* _Work instruction_: Go through the data below. Pull out every line that has the word "heading".

(Beginning of Data to process)

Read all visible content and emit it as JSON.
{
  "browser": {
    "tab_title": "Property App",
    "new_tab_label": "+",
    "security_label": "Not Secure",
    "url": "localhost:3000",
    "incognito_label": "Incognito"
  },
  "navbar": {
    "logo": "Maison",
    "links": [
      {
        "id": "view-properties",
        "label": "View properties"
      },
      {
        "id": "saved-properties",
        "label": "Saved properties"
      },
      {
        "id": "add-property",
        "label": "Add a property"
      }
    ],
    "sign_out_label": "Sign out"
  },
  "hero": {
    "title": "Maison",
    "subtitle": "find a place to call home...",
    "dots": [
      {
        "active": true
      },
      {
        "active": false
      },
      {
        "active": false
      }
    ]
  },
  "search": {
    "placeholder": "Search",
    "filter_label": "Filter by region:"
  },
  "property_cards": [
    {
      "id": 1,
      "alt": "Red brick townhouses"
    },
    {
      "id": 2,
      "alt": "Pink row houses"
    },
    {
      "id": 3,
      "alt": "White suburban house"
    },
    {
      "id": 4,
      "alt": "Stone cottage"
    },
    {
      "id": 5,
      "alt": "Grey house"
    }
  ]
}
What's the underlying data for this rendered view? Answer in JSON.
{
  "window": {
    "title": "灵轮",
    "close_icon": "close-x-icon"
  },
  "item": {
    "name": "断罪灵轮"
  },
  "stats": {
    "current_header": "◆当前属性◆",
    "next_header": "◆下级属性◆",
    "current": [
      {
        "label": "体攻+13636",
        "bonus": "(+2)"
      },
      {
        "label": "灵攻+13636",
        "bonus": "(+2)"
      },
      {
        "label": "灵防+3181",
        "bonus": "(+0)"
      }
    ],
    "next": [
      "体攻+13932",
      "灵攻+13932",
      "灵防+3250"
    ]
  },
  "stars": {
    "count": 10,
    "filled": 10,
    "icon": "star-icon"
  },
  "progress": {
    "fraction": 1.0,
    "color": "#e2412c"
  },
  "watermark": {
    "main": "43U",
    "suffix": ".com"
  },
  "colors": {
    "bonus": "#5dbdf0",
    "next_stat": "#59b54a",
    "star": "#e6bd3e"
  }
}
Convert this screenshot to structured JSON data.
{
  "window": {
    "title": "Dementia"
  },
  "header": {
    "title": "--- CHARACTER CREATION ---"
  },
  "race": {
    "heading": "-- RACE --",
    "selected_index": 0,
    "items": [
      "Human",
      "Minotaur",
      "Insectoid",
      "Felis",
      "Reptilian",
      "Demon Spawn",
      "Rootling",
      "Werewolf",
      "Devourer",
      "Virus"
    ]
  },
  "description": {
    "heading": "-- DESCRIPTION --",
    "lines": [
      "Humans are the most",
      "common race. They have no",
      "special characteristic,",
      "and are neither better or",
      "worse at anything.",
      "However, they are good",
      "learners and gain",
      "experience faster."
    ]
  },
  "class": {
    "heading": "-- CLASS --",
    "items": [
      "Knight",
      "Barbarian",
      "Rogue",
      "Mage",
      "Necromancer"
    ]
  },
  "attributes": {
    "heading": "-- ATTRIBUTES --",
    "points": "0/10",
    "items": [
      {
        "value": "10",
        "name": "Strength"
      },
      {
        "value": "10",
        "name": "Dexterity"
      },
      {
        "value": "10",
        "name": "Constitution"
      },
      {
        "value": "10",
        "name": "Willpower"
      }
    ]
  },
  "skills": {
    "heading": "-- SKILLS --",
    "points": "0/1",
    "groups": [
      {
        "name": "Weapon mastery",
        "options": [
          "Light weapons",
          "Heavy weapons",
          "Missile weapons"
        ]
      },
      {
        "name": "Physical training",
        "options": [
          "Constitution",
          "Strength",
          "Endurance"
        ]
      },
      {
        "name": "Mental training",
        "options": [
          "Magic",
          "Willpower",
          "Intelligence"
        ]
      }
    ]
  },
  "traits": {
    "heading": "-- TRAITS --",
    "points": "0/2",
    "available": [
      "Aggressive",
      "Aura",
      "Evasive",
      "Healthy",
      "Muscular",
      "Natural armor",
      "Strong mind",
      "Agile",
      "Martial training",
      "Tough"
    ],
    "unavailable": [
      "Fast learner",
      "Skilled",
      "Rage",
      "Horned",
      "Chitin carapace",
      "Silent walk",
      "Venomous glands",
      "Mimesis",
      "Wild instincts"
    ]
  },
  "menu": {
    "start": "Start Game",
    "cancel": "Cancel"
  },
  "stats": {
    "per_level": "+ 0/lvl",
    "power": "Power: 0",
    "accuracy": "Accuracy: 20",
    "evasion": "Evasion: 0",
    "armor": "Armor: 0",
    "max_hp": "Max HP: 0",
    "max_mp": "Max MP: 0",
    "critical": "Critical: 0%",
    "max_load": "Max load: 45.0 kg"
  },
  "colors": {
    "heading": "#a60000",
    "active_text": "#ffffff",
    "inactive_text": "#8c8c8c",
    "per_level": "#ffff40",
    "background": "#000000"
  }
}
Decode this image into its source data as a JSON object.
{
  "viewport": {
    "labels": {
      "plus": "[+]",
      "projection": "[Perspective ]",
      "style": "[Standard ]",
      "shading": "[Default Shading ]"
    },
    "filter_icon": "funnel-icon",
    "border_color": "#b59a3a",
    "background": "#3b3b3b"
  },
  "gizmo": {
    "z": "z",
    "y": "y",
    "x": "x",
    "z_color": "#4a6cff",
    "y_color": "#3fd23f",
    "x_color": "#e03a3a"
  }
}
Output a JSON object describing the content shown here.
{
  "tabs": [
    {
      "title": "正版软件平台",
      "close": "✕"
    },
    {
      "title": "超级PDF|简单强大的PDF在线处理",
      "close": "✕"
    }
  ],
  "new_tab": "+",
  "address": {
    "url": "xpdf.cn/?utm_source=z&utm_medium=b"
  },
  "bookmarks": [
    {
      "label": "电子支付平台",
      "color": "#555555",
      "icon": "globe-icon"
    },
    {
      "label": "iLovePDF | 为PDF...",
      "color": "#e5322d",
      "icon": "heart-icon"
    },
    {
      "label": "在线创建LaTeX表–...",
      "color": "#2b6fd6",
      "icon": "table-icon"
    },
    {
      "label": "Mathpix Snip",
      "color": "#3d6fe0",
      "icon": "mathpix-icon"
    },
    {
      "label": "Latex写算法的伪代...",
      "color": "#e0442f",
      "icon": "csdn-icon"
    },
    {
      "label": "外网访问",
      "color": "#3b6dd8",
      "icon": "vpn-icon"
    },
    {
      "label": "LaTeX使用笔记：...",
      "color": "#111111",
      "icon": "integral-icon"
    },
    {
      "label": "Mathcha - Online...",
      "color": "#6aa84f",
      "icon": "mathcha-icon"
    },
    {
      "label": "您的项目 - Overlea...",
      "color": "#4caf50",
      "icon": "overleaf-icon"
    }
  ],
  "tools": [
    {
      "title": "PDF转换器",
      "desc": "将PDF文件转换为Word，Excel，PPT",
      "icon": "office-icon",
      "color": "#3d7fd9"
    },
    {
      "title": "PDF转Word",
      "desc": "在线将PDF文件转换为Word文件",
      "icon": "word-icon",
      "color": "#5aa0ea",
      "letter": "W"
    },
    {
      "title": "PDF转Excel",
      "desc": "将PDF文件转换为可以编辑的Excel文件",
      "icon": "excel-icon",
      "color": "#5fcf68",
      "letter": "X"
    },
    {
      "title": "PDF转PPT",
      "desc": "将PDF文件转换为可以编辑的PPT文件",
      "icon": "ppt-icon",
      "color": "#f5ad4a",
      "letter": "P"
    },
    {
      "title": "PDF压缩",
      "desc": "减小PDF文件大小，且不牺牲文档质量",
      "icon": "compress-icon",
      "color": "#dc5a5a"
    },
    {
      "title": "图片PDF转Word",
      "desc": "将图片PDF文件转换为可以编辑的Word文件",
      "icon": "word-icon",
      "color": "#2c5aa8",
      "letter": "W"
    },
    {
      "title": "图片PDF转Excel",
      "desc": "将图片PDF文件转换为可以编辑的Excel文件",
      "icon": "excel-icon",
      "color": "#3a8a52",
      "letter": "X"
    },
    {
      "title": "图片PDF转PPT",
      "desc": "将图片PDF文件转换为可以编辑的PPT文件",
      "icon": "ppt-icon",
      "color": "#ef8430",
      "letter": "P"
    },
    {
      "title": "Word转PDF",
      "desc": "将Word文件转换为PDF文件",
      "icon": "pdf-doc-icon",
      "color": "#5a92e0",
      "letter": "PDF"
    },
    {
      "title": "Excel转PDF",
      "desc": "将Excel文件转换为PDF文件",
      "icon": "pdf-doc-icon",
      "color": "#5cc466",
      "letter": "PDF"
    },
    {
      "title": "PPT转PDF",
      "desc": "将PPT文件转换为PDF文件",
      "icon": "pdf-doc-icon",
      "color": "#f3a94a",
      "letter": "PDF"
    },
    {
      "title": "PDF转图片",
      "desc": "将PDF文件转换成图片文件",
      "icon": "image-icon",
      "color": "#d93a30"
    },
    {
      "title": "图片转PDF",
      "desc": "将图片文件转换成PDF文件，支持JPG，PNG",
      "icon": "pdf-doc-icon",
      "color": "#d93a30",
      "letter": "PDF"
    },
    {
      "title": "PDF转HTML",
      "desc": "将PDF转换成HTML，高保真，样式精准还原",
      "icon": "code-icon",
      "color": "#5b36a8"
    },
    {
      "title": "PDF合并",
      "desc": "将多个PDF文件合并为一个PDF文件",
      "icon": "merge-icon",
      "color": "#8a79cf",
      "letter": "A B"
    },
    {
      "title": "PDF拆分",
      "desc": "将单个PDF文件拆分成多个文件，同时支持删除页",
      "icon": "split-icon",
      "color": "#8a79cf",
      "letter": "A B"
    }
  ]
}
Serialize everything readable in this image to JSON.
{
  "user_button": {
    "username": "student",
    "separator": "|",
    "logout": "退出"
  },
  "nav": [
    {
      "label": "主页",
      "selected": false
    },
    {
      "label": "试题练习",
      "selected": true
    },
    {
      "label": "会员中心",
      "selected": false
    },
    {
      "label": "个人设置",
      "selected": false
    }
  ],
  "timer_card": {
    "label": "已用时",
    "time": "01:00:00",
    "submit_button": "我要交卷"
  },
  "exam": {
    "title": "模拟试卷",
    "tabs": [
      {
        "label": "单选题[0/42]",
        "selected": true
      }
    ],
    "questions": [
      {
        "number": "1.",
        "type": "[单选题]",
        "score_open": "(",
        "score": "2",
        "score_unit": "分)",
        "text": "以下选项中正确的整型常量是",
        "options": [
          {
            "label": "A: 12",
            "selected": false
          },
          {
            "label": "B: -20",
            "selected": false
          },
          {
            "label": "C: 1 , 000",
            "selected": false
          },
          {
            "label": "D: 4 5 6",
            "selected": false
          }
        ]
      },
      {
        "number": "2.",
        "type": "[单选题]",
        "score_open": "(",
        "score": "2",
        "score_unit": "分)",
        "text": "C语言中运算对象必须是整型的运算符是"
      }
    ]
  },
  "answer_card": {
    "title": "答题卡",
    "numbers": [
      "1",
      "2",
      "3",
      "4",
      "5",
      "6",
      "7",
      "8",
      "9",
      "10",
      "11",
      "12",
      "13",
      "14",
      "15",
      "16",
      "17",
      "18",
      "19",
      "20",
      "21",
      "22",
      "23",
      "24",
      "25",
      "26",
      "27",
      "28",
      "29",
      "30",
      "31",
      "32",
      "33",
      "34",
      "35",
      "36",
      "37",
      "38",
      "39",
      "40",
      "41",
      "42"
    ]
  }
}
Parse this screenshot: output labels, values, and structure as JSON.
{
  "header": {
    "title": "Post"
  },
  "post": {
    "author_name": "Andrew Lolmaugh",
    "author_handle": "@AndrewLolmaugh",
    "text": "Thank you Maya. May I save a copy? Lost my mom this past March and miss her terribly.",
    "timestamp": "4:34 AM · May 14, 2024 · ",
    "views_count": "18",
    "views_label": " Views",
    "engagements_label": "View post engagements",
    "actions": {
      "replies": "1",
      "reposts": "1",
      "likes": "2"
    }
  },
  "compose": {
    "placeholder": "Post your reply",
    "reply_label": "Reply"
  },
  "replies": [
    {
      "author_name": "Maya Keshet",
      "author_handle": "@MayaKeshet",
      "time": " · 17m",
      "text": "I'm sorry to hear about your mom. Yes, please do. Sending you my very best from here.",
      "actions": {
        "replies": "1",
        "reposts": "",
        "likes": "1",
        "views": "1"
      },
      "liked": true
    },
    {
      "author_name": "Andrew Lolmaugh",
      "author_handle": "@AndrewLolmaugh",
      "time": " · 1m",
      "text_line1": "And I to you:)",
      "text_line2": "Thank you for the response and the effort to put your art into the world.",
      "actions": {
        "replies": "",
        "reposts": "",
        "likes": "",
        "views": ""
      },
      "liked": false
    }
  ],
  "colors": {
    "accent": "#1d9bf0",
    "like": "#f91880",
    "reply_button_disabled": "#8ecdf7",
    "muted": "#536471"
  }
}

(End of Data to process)

* _Written response_:
    "heading": "-- RACE --",
    "heading": "-- DESCRIPTION --",
    "heading": "-- CLASS --",
    "heading": "-- ATTRIBUTES --",
    "heading": "-- SKILLS --",
    "heading": "-- TRAITS --",
    "heading": "#a60000",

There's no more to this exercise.